Swedish police underestimated the level of violence that awaited them and should have called a halt to Danish-Swedish extremist Rasmus Paludan’s demos as soon as it became clear the riots were spiralling out of control, argues journalist Bilan Osman. 

‘Police should have stopped Koran-burning demos after the first day’

Speaking to The Local for the Sweden in Focus podcast, out this Saturday, Osman said she understood why the police had allowed the demonstrations to go ahead in the first place but that the safety of civilians and police officers should have taken precedence when the counter-demonstrations turned violent. 

“Just to be clear, I don’t think it’s an easy question. I think everyone, regardless of views or beliefs, should have the right to demonstrate,” said Osman, who writes for the left-wing Dagens ETC newspaper and previously lectured for the anti-racist Expo Foundation.

“I understand people who say that violence [from counter-demonstrators] shouldn’t be a reason to stop people from demonstrating. I truly believe that. But at the same time: was it worth it this time when it’s about people’s lives and safety?” 

Police revealed on Friday that at least 104 officers were injured in counter-demonstrations that they say were hijacked by criminal gangs intent on targeting the police. 

Forty people were arrested and police are continuing to investigate the violent riots for which they admitted they were unprepared. 

“I think the police honestly misjudged the situation. I understand why Paludan was allowed to demonstrate the first day. It’s not the first time he has burned the Koran in Sweden. When he burned the Koran in Rinkeby last year nothing happened. But this time it was chaos.” 

Osman noted that Rasmus Paludan did not even show up for a planned demonstration in her home city of Linköping – but the police were targeted anyway. 
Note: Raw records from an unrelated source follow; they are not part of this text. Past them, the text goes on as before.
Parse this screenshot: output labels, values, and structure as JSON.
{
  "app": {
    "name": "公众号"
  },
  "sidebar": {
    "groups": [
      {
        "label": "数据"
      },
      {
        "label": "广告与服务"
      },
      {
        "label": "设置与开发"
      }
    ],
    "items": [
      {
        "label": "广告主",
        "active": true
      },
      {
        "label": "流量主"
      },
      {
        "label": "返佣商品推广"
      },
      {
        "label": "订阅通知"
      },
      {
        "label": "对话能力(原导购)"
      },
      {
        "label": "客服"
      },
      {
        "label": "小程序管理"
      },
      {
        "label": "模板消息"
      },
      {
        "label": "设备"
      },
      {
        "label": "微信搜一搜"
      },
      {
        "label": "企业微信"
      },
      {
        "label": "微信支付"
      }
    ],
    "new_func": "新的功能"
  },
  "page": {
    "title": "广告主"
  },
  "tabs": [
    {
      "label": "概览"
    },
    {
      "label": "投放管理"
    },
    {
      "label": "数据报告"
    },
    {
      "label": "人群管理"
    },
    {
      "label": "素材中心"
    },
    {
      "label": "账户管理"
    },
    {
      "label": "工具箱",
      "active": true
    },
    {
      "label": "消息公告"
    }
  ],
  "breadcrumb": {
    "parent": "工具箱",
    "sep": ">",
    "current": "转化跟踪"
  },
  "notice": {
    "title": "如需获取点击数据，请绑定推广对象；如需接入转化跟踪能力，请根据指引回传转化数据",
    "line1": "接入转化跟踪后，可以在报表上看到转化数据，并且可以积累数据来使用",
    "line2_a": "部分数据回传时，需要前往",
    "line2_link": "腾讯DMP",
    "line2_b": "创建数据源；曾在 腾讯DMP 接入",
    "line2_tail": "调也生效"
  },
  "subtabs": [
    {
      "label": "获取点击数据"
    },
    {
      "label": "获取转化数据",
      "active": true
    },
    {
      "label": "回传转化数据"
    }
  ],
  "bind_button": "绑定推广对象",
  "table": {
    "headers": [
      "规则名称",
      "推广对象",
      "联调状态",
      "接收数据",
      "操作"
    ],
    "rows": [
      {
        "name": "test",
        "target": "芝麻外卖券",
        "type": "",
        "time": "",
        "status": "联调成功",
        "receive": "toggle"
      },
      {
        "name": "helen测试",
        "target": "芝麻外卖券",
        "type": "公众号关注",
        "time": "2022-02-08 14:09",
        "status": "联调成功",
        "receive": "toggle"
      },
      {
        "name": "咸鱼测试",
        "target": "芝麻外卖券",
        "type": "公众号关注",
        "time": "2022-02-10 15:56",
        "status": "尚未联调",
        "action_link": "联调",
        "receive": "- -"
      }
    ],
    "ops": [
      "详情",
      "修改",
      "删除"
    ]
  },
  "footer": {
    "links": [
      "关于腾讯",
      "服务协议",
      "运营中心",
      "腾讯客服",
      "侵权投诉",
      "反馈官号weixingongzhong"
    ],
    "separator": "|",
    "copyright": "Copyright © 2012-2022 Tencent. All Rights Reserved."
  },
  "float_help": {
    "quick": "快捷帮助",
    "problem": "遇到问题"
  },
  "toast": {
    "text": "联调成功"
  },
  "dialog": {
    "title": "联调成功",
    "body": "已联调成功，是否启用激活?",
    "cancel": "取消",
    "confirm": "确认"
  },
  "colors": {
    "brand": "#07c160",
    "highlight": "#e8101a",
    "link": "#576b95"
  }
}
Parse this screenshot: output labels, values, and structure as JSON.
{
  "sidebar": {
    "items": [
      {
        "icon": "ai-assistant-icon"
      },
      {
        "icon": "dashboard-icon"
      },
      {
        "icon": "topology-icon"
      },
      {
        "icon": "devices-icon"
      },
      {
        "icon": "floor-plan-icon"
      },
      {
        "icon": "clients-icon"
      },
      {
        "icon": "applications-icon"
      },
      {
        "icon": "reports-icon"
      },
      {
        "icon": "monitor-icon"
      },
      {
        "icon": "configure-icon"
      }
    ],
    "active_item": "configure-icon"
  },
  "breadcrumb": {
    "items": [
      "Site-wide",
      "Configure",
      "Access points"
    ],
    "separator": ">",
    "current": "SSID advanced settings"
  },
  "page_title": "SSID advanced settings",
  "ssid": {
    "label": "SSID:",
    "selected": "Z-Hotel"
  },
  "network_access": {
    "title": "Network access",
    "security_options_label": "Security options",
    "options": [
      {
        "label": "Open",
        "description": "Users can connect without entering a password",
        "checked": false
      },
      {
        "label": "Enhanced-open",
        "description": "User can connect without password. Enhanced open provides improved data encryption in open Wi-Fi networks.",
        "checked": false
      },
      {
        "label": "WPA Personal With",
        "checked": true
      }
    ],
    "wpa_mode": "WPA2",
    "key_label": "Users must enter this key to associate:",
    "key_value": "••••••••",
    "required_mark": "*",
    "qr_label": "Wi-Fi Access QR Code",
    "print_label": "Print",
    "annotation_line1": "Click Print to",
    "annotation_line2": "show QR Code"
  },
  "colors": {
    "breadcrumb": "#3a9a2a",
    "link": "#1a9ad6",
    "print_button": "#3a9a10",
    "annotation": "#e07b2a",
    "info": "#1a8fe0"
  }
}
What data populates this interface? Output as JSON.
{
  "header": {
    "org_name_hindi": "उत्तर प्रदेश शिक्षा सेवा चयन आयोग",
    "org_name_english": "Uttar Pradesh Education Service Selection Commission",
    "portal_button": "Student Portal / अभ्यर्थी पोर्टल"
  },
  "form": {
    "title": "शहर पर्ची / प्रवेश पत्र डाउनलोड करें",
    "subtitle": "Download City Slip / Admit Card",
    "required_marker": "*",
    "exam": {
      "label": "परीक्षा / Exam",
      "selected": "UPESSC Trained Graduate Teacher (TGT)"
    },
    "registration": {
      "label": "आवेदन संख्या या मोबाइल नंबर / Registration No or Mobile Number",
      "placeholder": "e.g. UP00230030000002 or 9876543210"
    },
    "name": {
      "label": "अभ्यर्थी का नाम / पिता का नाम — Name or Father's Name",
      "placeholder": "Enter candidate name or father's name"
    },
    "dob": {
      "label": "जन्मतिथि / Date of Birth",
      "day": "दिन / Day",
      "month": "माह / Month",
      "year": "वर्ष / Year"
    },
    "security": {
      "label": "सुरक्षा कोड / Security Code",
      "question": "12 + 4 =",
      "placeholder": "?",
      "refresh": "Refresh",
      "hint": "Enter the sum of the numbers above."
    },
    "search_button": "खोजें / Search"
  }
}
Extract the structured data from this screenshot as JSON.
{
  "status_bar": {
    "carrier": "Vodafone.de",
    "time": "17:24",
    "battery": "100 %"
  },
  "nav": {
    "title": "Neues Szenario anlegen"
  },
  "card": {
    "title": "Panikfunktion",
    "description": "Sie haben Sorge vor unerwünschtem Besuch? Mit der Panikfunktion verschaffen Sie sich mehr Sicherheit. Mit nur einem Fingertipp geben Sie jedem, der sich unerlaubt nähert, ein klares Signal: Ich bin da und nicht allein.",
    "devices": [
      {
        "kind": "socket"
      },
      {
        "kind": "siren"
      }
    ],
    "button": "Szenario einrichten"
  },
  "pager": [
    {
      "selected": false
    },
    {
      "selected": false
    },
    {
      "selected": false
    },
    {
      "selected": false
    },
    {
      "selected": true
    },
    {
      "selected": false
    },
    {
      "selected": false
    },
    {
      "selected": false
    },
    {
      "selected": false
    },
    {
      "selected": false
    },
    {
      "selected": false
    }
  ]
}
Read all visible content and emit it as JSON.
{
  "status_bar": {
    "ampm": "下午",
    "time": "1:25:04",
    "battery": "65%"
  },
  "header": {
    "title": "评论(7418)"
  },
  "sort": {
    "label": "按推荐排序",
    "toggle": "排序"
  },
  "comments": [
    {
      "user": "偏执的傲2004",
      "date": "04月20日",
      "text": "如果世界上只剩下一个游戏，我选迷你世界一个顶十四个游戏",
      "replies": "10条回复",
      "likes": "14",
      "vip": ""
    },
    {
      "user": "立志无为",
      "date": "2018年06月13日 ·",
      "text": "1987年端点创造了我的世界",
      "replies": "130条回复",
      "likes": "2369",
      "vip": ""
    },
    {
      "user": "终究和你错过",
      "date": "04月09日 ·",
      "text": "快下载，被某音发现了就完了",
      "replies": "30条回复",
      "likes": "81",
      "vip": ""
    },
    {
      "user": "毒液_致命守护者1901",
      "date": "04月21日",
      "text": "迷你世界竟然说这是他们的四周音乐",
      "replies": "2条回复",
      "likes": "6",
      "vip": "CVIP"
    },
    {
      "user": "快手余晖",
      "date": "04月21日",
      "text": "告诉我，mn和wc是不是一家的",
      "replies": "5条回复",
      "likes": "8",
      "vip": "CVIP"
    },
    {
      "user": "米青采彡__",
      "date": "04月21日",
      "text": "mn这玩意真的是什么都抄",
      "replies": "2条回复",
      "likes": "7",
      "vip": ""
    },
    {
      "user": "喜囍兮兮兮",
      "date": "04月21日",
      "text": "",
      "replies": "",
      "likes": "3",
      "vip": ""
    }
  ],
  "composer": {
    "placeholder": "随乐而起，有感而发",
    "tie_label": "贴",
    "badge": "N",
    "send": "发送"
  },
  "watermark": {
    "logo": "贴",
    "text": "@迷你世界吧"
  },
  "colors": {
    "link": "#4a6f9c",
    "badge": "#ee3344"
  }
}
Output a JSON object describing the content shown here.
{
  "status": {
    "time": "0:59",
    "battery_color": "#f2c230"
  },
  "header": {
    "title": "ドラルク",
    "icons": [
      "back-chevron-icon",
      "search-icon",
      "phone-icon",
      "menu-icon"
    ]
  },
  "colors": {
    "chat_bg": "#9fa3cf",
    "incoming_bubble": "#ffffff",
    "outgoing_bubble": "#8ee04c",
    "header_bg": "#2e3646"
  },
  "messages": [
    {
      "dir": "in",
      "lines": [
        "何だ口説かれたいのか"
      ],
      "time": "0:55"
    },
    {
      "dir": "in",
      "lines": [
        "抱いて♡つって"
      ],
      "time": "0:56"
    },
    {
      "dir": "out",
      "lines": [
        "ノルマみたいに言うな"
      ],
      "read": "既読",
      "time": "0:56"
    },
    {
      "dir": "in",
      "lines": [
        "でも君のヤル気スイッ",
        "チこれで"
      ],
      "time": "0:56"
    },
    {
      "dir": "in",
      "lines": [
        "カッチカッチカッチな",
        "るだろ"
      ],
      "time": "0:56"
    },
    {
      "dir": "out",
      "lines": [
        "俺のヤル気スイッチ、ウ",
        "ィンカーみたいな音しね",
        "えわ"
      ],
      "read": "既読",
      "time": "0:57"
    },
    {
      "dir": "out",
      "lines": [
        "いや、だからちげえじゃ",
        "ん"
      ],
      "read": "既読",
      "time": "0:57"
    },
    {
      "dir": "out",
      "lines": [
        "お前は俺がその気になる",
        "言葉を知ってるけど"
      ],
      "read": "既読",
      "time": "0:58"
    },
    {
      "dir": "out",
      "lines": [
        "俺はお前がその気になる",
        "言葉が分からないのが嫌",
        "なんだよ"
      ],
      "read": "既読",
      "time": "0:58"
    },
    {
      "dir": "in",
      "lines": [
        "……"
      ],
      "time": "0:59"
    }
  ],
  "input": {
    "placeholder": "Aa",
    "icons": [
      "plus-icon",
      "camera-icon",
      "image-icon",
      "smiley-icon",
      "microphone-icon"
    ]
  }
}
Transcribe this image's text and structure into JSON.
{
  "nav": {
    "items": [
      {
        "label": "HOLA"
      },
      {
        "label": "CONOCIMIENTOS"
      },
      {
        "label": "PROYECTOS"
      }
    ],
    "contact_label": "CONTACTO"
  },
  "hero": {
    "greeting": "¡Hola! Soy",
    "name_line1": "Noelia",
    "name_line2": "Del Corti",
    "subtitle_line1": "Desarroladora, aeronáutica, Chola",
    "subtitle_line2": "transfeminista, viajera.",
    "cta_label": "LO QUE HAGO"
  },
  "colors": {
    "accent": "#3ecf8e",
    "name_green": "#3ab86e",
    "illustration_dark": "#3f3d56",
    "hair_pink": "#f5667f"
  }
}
“I know people who were terrified of going home. I know people who had rocks thrown in their direction, not to mention the people who worked that day, policemen and women who feared for their lives. So for the safety of civilians and the police the manifestations should have been stopped at that point. Instead it went on, not only for a second day but also a third day and a fourth day.” 

On the question of whether it was acceptable to burn Islam’s holy book, Osman said it depended on the context. 

“If you burn the Koran mainly to criticise religion, or even Islam, of course it should be accepted in a democracy. The state should not only allow these things, but also protect people that do so. 

“I do believe that. Even as a Muslim. That’s an important part of the freedom of speech. 

A previous recipient of an award from the Swedish Committee Against Antisemitism for her efforts to combat prejudice in society, Osman drew parallels with virulent anti-Semitism and said it was “terrifying” that Paludan was being treated by many as a free speech campaigner rather than a far-right extremist.  

“If you are a right-wing extremist that wants to ethnically cleanse, that wants to cleanse Muslims from Sweden, and therefore burn the Koran, it’s actually dumb to think that this is a question about freedom of speech. When Nazis burn everything Jewish it’s not a critique against Judaism, it’s anti-Semitism.” 

Anti-Muslim sentiment in Sweden tended to come in waves, Osman said, pointing to 9/11 and Anders Behring Brevik’s attacks in Norway as previous occasions when Islamophobia was rampant. Now the Easter riots had unleashed a new wave of hatred against Muslims that she described as “alarming” and the worst yet. 

“I do believe that we will find a way to coexist in our democracy. But we have to put in a lot work. And Muslims can’t do that work alone. We need allies in this.” 

Listen to more from Bilan Osman on the April 23rd episode of Sweden in Focus: Why Sweden experienced its worst riots in decades.